He had been writing for 2-3 years:
I was dissatisfied with the standard form scripts were written in - they just all seemed to be a kind of subliterary blueprint for shooting a picture and generally had no personal voice....
Alex's script knocked me out (not easy to do); it was both playable and literary....[w]ritten in a whole different way than the standard format (laconic, elliptical, suggestive rather than explicit, bold in the implied editorial style)...
This a-ha! moment led to Hill to his now famous haiku style.

I recommend reading this script for what the writer leaves in, as well as what he leaves out.

See how the writer "suggests" guilt, regret and a conscience with actions, but without using any of those words:

ex. "WALKER (shouting): Shut up - Lynne.

CHRIS (turning to him as she walks towards the bathroom): ...Chris?...Remember?...Chris!

Walker doesn't move but watches her disappear behind the glass partition.

He takes from his pocket the package of money that the messenger had delivered for Lynne.  He stares at it for a moment then leaves it for Chris on the bureau. He goes."

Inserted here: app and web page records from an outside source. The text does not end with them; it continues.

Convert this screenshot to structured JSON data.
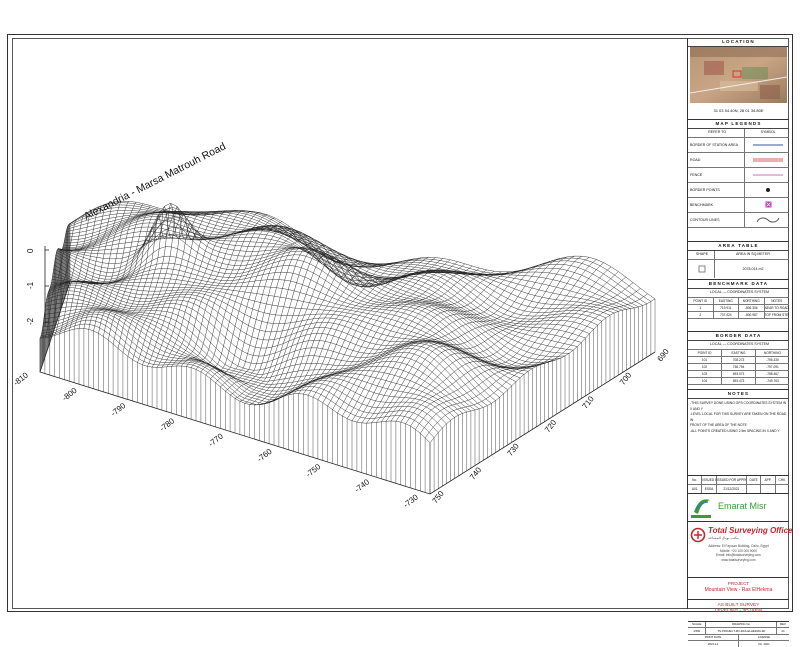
{
  "drawing": {
    "road_label": "Alexandria - Marsa Matrouh Road",
    "z_ticks": [
      "0",
      "-1",
      "-2"
    ],
    "x_ticks": [
      "-810",
      "-800",
      "-790",
      "-780",
      "-770",
      "-760",
      "-750",
      "-740",
      "-730"
    ],
    "y_ticks": [
      "750",
      "740",
      "730",
      "720",
      "710",
      "700",
      "690"
    ]
  },
  "title_block": {
    "location_header": "LOCATION",
    "coordinates": "31 03 54.40N, 28 01 34.80E",
    "legend_header": "MAP LEGENDS",
    "legend_col_refer": "REFER TO",
    "legend_col_symbol": "SYMBOL",
    "legend_items": [
      {
        "label": "BORDER OF STATION AREA",
        "symbol": "line-blue"
      },
      {
        "label": "ROAD",
        "symbol": "line-red"
      },
      {
        "label": "FENCE",
        "symbol": "line-pink"
      },
      {
        "label": "BORDER POINTS",
        "symbol": "dot"
      },
      {
        "label": "BENCHMARK",
        "symbol": "benchmark"
      },
      {
        "label": "CONTOUR LINES",
        "symbol": "contour"
      }
    ],
    "area_header": "AREA TABLE",
    "area_col_shape": "SHAPE",
    "area_col_area": "AREA IN SQ.METER",
    "area_value": "2078.014 m2",
    "benchmark_header": "BENCHMARK DATA",
    "benchmark_system": "LOCAL — COORDINATES SYSTEM",
    "benchmark_cols": [
      "POINT ID",
      "EASTING",
      "NORTHING",
      "NOTES"
    ],
    "benchmark_rows": [
      [
        "1",
        "719.911",
        "-806.306",
        "NEAR TO ROAD"
      ],
      [
        "2",
        "737.424",
        "-800.987",
        "TOP FROM STEPS"
      ]
    ],
    "border_header": "BORDER DATA",
    "border_system": "LOCAL — COORDINATES SYSTEM",
    "border_cols": [
      "POINT ID",
      "EASTING",
      "NORTHING"
    ],
    "border_rows": [
      [
        "101",
        "708.273",
        "-795.330"
      ],
      [
        "102",
        "738.794",
        "-797.091"
      ],
      [
        "103",
        "693.073",
        "-758.467"
      ],
      [
        "104",
        "693.473",
        "-749.763"
      ]
    ],
    "notes_header": "NOTES",
    "notes_lines": [
      "-THIS SURVEY DONE USING GPS COORDINATES SYSTEM IN X AND Y",
      "-LEVEL LOCAL FOR THIS SURVEY ARE TAKEN ON THE ROAD IN",
      " FRONT OF THE AREA OF THE NOTE",
      "-ALL POINTS CREATED USING 2.5m SPACING IN X AND Y"
    ],
    "rev_cols": [
      "No.",
      "ISSUED BY",
      "ISSUED FOR APPROVAL",
      "DATE",
      "APP.",
      "CHK."
    ],
    "rev_row": [
      "A01",
      "ESSA",
      "21/12/2021",
      "",
      "",
      ""
    ],
    "client_name": "Emarat Misr",
    "client_tag": "Emarat Misr",
    "company_name": "Total Surveying Office",
    "company_arabic": "مكتب توتال للمساحة",
    "company_lines": [
      "Address: El Fayoum Building, Cairo, Egypt",
      "Mobile: +20 100 000 0000",
      "Email: info@totalsurveying.com",
      "www.totalsurveying.com"
    ],
    "project_label": "PROJECT",
    "project_name": "Mountain View - Ras ElHekma",
    "survey_line1": "AS BUILT SURVEY",
    "survey_line2": "LEVELING - 3D VIEW",
    "footer_scale_label": "SCALE",
    "footer_scale": "1/500",
    "footer_drawing_label": "DRAWING No.",
    "footer_drawing": "TS-PROJECT-MV-RAS-ELHEKMA-3D",
    "footer_rev_label": "REV.",
    "footer_rev": "01",
    "footer_print_label": "PRINT DATE",
    "footer_print": "2021-12",
    "footer_license_label": "LICENSE",
    "footer_license": "No. 2021"
  },
  "colors": {
    "line": "#222222",
    "road": "#c0282c",
    "fence": "#d46fb0",
    "border": "#3b53a6",
    "benchmark": "#c238b4",
    "company_red": "#c0282c",
    "client_green": "#3a9a3a"
  }
}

WHAT I'VE LEARNED: "Suggesting" only works if the audience can follow the logic in the actions.

In the above example, Walker takes a moment to stare at the money.  Without this reflection, it is easy to assume he has no regrets.

Point Blank (1967)
by Alex Jacobs, Rafe and David Newhouse

Monday, September 1, 2014

TODAY'S NUGGET: The Last Picture Show (1971) - A Complex Female Character

[Quick Summary: A group of teens come of age in a dying Texas town.]

Once upon a time, I tried reading one of Bogdanovich's books.

I admired the extremely detailed, encyclopedic discussion of film...but the denseness exhausted me.  I never finished the book.
  
I did finish this script.  Fair warning: It is also very detailed and dense.

On the plus side, the script doesn't shy away from a complex female character.

Watch:

1) How others react to Jacy
2) How Jacy doesn't let their opinions deter her from what she wants

ex. "INT. POOLHALL - DAY

Billy brings Sonny a peanut pattie as Jacy comes in, looking sorrowful.

JACY: Sonny?

SONNY: Come on in.

She comes over, gives him a big kiss...she looks at Billy, who moves away warily; Jacy clearly doesn't like him.

JACY: Oh, I was so worried I just had to see you --

SONNY: I been missin' you -- I'm a lot better'n I was.

JACY: You can't believe how famous we are -- we're all anybody talks about in this town now --

SONNY (unhappily): I guess so.

JACY: I want us to get married.

SONNY: What?!"

WHAT I'VE LEARNED: This reminds me that I don't need to like a character. I only need to understand what she wants.

P.S.  Have you heard of Bogdanovich's Index Card File?

The Last Picture Show (1971)(10/2/70 final draft)
by Larry McMurtry & Peter Bogdanovich
Based on the novel by Larry McMurtry